Reclaiming the live TV interview in the name of journalism (The Conversation)
TV news hosts may persist in booking guests who purposely mislead audiences because they’re “newsworthy” or they “speak for the president.” (Or, precisely because they were asked not to invite certain guests by a political rival’s campaign.) But “There’s no journalistic obligation to disseminate views that mislead, misdirect or offer irrelevant information designed to intentionally confuse viewers,” writes Michael Socolow. “In fact, there is a journalistic obligation to do the opposite.” Socolow argues that the most straightforward solution is to not invite guests who will intentionally mislead audiences, full stop.
Assessing information needs in South Fresno (Twitter, @LPostCollective)

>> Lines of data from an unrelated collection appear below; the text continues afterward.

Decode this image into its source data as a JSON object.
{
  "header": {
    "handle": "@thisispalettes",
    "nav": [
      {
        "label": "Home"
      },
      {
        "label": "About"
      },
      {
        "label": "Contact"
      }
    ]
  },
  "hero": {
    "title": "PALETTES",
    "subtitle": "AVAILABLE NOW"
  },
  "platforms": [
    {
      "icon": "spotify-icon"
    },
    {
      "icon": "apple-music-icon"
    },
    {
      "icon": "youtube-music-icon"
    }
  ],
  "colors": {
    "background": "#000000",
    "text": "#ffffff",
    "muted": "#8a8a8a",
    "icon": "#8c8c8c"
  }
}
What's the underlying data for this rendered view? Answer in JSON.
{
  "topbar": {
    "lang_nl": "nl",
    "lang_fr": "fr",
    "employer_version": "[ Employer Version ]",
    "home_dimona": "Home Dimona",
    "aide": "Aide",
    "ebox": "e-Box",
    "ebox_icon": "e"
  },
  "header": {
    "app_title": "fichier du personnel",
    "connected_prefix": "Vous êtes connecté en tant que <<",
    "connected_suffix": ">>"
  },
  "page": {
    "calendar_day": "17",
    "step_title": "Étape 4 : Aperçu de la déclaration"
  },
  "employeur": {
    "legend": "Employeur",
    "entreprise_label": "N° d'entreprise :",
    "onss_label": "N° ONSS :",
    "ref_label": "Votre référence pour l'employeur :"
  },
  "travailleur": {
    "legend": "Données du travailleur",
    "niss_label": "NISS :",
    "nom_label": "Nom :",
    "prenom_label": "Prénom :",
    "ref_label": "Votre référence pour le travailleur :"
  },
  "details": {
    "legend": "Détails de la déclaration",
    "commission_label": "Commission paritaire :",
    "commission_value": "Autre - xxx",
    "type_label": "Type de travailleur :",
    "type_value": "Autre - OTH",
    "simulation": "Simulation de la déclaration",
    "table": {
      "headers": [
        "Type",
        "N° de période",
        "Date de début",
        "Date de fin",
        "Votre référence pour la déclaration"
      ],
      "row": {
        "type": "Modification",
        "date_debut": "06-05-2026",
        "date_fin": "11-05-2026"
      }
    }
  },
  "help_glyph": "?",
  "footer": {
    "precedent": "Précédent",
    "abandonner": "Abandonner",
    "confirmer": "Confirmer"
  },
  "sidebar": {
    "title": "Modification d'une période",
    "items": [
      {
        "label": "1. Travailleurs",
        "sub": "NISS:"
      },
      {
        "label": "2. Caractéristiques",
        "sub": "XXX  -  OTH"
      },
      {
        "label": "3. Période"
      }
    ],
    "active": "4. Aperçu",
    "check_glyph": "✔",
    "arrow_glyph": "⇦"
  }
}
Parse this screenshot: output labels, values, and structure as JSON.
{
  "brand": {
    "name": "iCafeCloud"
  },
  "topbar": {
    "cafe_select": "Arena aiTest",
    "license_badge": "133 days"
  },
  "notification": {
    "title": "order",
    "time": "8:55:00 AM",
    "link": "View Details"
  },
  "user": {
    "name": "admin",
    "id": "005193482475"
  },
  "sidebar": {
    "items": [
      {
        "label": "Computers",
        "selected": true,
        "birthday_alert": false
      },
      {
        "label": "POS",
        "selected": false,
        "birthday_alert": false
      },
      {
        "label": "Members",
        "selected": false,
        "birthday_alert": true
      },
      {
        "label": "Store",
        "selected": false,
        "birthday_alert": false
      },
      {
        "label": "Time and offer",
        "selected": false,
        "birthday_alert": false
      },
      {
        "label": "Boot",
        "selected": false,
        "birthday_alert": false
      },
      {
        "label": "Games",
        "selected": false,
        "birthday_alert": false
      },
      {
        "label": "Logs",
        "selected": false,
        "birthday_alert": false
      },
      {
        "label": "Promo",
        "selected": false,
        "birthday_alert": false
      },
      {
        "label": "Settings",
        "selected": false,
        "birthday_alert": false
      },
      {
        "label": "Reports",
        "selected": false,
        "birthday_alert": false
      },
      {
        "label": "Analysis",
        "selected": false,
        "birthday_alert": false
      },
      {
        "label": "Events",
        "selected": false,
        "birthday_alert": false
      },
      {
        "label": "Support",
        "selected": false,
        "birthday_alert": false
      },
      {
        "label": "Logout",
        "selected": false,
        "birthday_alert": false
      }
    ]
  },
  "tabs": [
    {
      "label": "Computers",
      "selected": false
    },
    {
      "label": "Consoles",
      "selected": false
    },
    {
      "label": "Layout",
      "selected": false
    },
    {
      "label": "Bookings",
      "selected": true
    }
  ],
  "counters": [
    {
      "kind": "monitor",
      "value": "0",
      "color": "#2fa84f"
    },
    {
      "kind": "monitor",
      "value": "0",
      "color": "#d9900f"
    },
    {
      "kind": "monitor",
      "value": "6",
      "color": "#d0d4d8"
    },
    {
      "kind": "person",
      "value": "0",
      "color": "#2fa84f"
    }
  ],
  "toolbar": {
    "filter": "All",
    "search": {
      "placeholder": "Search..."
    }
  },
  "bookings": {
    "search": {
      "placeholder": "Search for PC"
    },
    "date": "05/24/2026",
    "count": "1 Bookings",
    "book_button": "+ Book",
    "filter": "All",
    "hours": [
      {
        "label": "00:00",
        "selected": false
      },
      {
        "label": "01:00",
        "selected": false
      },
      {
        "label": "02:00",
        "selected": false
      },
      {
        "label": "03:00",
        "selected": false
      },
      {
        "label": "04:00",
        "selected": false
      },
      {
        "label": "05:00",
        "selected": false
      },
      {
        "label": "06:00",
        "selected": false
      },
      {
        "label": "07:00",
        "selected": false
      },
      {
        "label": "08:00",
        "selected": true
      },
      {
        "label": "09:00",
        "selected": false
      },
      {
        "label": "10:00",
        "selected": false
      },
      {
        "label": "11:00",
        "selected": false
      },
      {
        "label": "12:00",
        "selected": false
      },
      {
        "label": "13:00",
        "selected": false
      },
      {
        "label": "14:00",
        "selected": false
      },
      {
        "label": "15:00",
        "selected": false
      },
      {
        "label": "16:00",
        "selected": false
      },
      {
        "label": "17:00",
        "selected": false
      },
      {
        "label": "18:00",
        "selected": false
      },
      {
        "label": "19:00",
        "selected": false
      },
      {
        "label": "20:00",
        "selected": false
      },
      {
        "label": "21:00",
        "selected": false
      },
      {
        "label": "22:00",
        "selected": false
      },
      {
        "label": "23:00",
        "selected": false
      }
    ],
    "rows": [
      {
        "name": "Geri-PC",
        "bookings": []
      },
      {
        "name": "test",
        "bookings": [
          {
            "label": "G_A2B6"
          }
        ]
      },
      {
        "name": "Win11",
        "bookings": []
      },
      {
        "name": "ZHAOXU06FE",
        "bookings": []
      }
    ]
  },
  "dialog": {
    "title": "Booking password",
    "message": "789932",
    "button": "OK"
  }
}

The Listening Post Collective recently conducted an information needs assessment in South Fresno, interviewing 600 residents and 40 media makers and community leaders to understand how they consume news and which story topics are most important to them. They made several important discoveries, including how a dearth of Spanish-language news is prompting one woman to run articles through Google Translate and post summaries to a Facebook Group; which advocacy organizations are doing a better job than local media of furnishing need-to-know information; and why parents with young children often avoid local TV news.
+ Earlier: Our report walks you through how to embed listening techniques into your daily reporting
+ “Welcome to Troll Factory”: This app-based game educates players on how disinformation agents operate on social media. (H/t to Poynter’s Ren LaForme for including this in his journalism tools round-up.) (Troll Factory)